ACTION ITEM
Read through the data, and wherever a line holds the word "your", write that line out.

──────── PROVIDED ENTRIES ────────

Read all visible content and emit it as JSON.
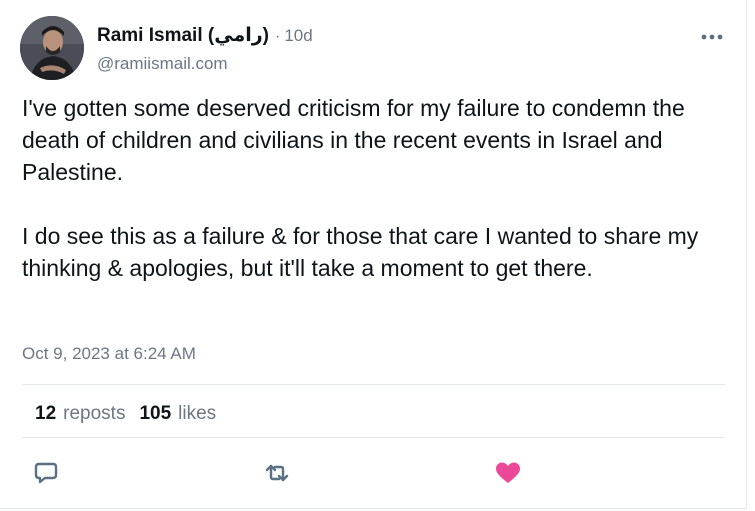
{
  "post": {
    "author": {
      "display_name": "Rami Ismail (رامي)",
      "separator": "·",
      "relative_time": "10d",
      "handle": "@ramiismail.com"
    },
    "body": {
      "paragraph_1": "I've gotten some deserved criticism for my failure to condemn the death of children and civilians in the recent events in Israel and Palestine.",
      "paragraph_2": "I do see this as a failure & for those that care I wanted to share my thinking & apologies, but it'll take a moment to get there."
    },
    "date": "Oct 9, 2023 at 6:24 AM",
    "stats": {
      "reposts_count": "12",
      "reposts_label": "reposts",
      "likes_count": "105",
      "likes_label": "likes"
    },
    "actions": {
      "reply_icon": "speech-bubble-icon",
      "repost_icon": "repost-arrows-icon",
      "like_icon": "heart-icon",
      "more_icon": "ellipsis-icon"
    }
  },
  "colors": {
    "text_primary": "#0f1419",
    "text_secondary": "#6b7785",
    "divider": "#e6e9ec",
    "action_icon": "#5b7083",
    "like_active": "#ec4899"
  }
}
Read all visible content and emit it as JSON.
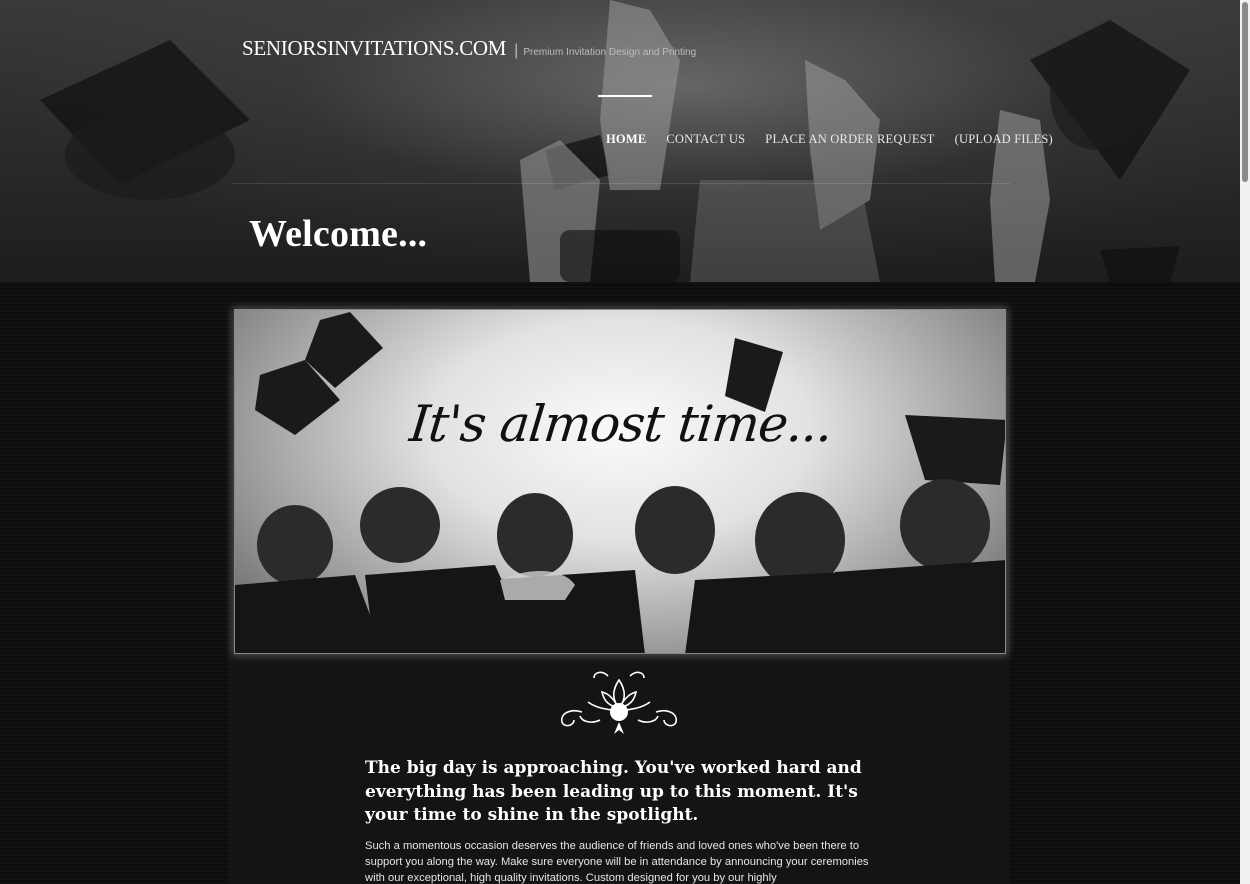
{
  "header": {
    "brand": "SENIORSINVITATIONS.COM",
    "separator": "|",
    "tagline": "Premium Invitation Design and Printing",
    "nav": [
      {
        "label": "HOME",
        "active": true
      },
      {
        "label": "CONTACT US",
        "active": false
      },
      {
        "label": "PLACE AN ORDER REQUEST",
        "active": false
      },
      {
        "label": "(UPLOAD FILES)",
        "active": false
      }
    ],
    "page_title": "Welcome..."
  },
  "banner": {
    "headline": "It's almost time..."
  },
  "content": {
    "lead": "The big day is approaching. You've worked hard and everything has been leading up to this moment. It's your time to shine in the spotlight.",
    "body": "Such a momentous occasion deserves the audience of friends and loved ones who've been there to support you along the way. Make sure everyone will be in attendance by announcing your ceremonies with our exceptional, high quality invitations. Custom designed for you by our highly"
  },
  "colors": {
    "page_bg": "#0b0b0b",
    "text": "#ffffff",
    "nav_indicator": "#ffffff"
  }
}
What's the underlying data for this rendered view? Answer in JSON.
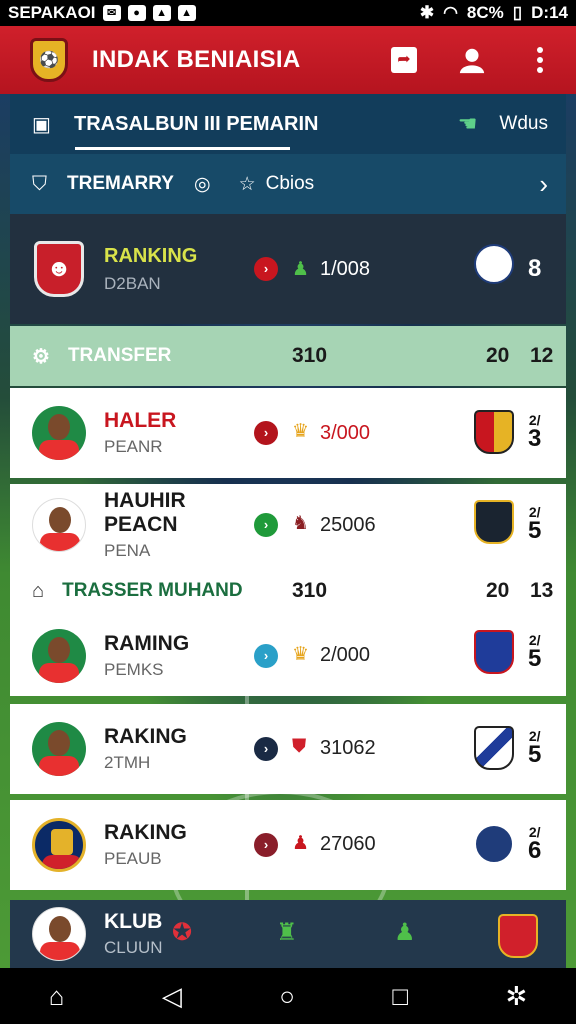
{
  "status_bar": {
    "carrier": "SEPAKAOI",
    "battery": "8C%",
    "time": "D:14"
  },
  "app": {
    "title": "INDAK BENIAISIA"
  },
  "header": {
    "tab_label": "TRASALBUN III PEMARIN",
    "right_label": "Wdus"
  },
  "subheader": {
    "label": "TREMARRY",
    "mid_label": "Cbios"
  },
  "ranking_card": {
    "title": "RANKING",
    "subtitle": "D2BAN",
    "value": "1/008",
    "score": "8"
  },
  "transfer_bar_1": {
    "label": "TRANSFER",
    "mid": "310",
    "r1": "20",
    "r2": "12"
  },
  "transfer_bar_2": {
    "label": "TRASSER MUHAND",
    "mid": "310",
    "r1": "20",
    "r2": "13"
  },
  "players": [
    {
      "name": "HALER",
      "sub": "PEANR",
      "value": "3/000",
      "score_top": "2/",
      "score": "3"
    },
    {
      "name": "HAUHIR PEACN",
      "sub": "PENA",
      "value": "25006",
      "score_top": "2/",
      "score": "5"
    },
    {
      "name": "RAMING",
      "sub": "PEMKS",
      "value": "2/000",
      "score_top": "2/",
      "score": "5"
    },
    {
      "name": "RAKING",
      "sub": "2TMH",
      "value": "31062",
      "score_top": "2/",
      "score": "5"
    },
    {
      "name": "RAKING",
      "sub": "PEAUB",
      "value": "27060",
      "score_top": "2/",
      "score": "6"
    }
  ],
  "bottom_tab": {
    "name": "KLUB",
    "sub": "CLUUN"
  },
  "colors": {
    "brand_red": "#c8161f",
    "header_blue": "#123d5b",
    "transfer_green": "#a6d4b4"
  }
}
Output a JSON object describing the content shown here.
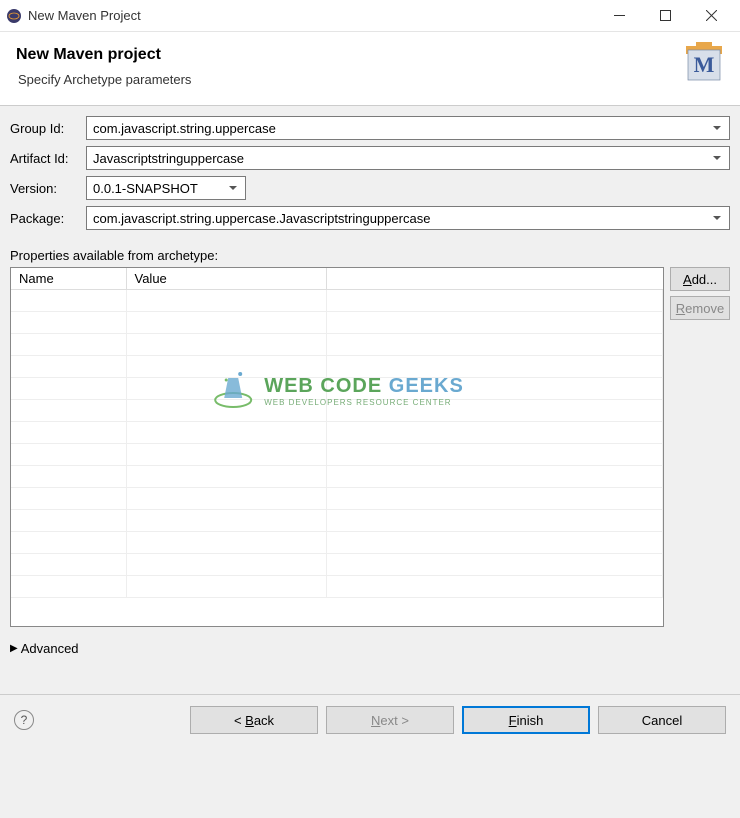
{
  "window": {
    "title": "New Maven Project"
  },
  "header": {
    "title": "New Maven project",
    "subtitle": "Specify Archetype parameters"
  },
  "form": {
    "group_id_label": "Group Id:",
    "group_id_value": "com.javascript.string.uppercase",
    "artifact_id_label": "Artifact Id:",
    "artifact_id_value": "Javascriptstringuppercase",
    "version_label": "Version:",
    "version_value": "0.0.1-SNAPSHOT",
    "package_label": "Package:",
    "package_value": "com.javascript.string.uppercase.Javascriptstringuppercase"
  },
  "properties": {
    "label": "Properties available from archetype:",
    "col_name": "Name",
    "col_value": "Value",
    "add_btn": "Add...",
    "remove_btn": "Remove"
  },
  "advanced": {
    "label": "Advanced"
  },
  "footer": {
    "back": "< Back",
    "next": "Next >",
    "finish": "Finish",
    "cancel": "Cancel"
  },
  "watermark": {
    "line1a": "WEB CODE ",
    "line1b": "GEEKS",
    "line2": "WEB DEVELOPERS RESOURCE CENTER"
  }
}
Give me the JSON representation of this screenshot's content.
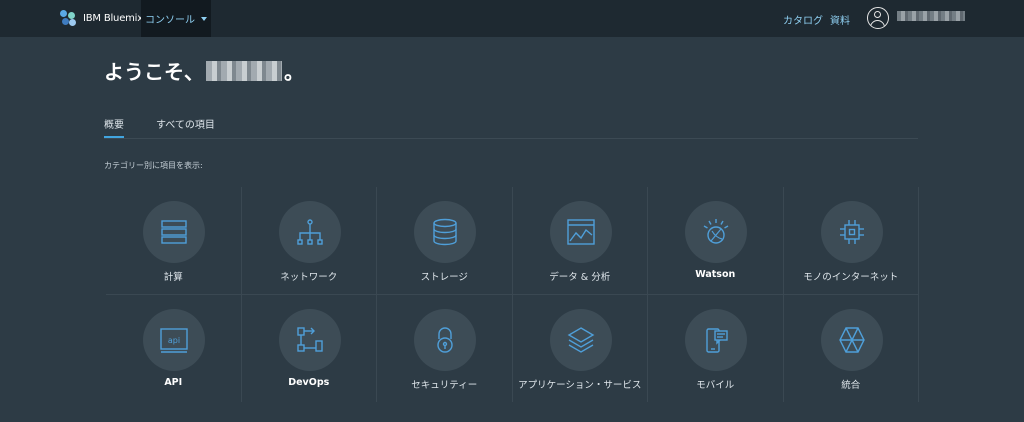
{
  "topbar": {
    "brand": "IBM Bluemix",
    "console_label": "コンソール",
    "catalog_label": "カタログ",
    "docs_label": "資料"
  },
  "welcome": {
    "prefix": "ようこそ、",
    "suffix": "。"
  },
  "tabs": [
    {
      "label": "概要",
      "active": true
    },
    {
      "label": "すべての項目",
      "active": false
    }
  ],
  "caption": "カテゴリー別に項目を表示:",
  "categories": [
    {
      "label": "計算",
      "icon": "server-stack-icon",
      "bold": false
    },
    {
      "label": "ネットワーク",
      "icon": "network-icon",
      "bold": false
    },
    {
      "label": "ストレージ",
      "icon": "database-icon",
      "bold": false
    },
    {
      "label": "データ & 分析",
      "icon": "analytics-chart-icon",
      "bold": false
    },
    {
      "label": "Watson",
      "icon": "watson-icon",
      "bold": true
    },
    {
      "label": "モノのインターネット",
      "icon": "chip-icon",
      "bold": false
    },
    {
      "label": "API",
      "icon": "api-icon",
      "bold": true
    },
    {
      "label": "DevOps",
      "icon": "devops-icon",
      "bold": true
    },
    {
      "label": "セキュリティー",
      "icon": "padlock-icon",
      "bold": false
    },
    {
      "label": "アプリケーション・サービス",
      "icon": "layers-icon",
      "bold": false
    },
    {
      "label": "モバイル",
      "icon": "mobile-icon",
      "bold": false
    },
    {
      "label": "統合",
      "icon": "integration-icon",
      "bold": false
    }
  ],
  "colors": {
    "background": "#2d3b45",
    "topbar": "#1e2931",
    "accent": "#41a5e0",
    "icon_stroke": "#4f9fd9"
  }
}
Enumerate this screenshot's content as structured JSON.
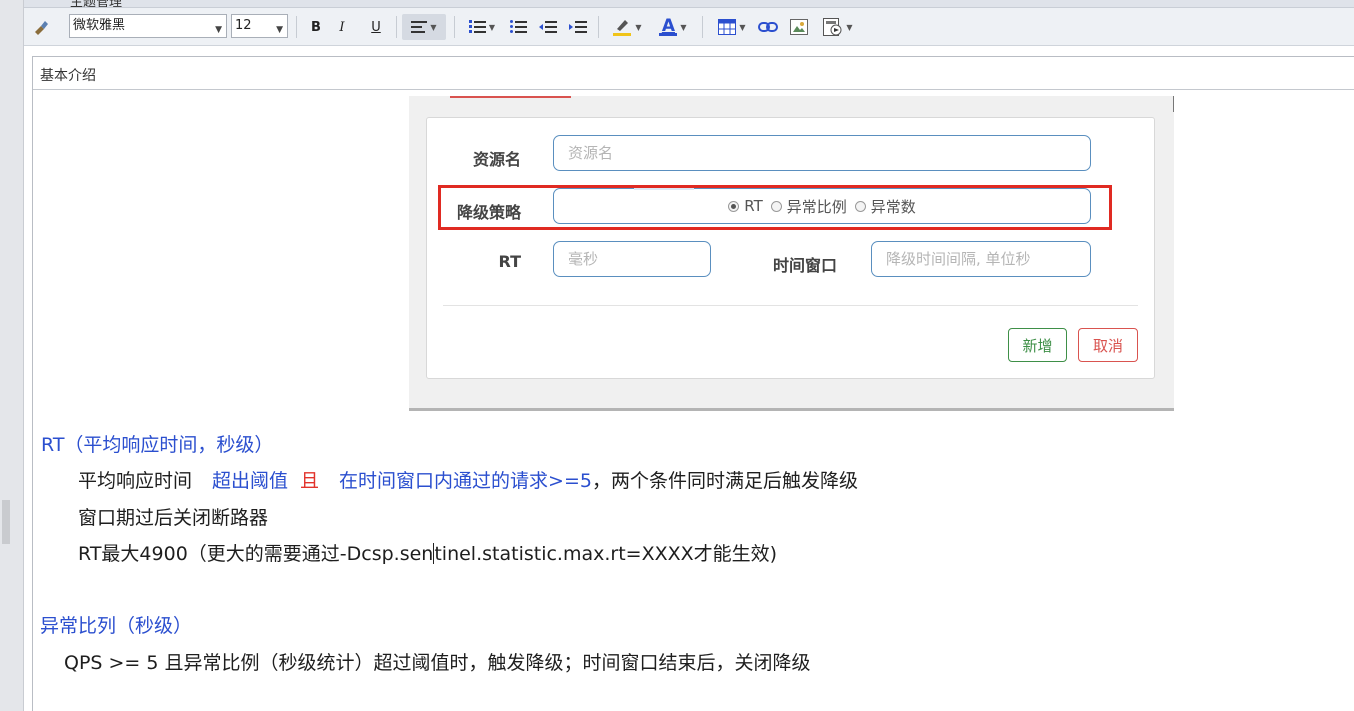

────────

SOLUTION
    "lead": "The big day is approaching. You've worked hard and everything has been leading up to this moment. It's your time to shine in the spotlight.",
    "body": "Such a momentous occasion deserves the audience of friends and loved ones who've been there to support you along the way. Make sure everyone will be in attendance by announcing your ceremonies with our exceptional, high quality invitations. Custom designed for you by our highly"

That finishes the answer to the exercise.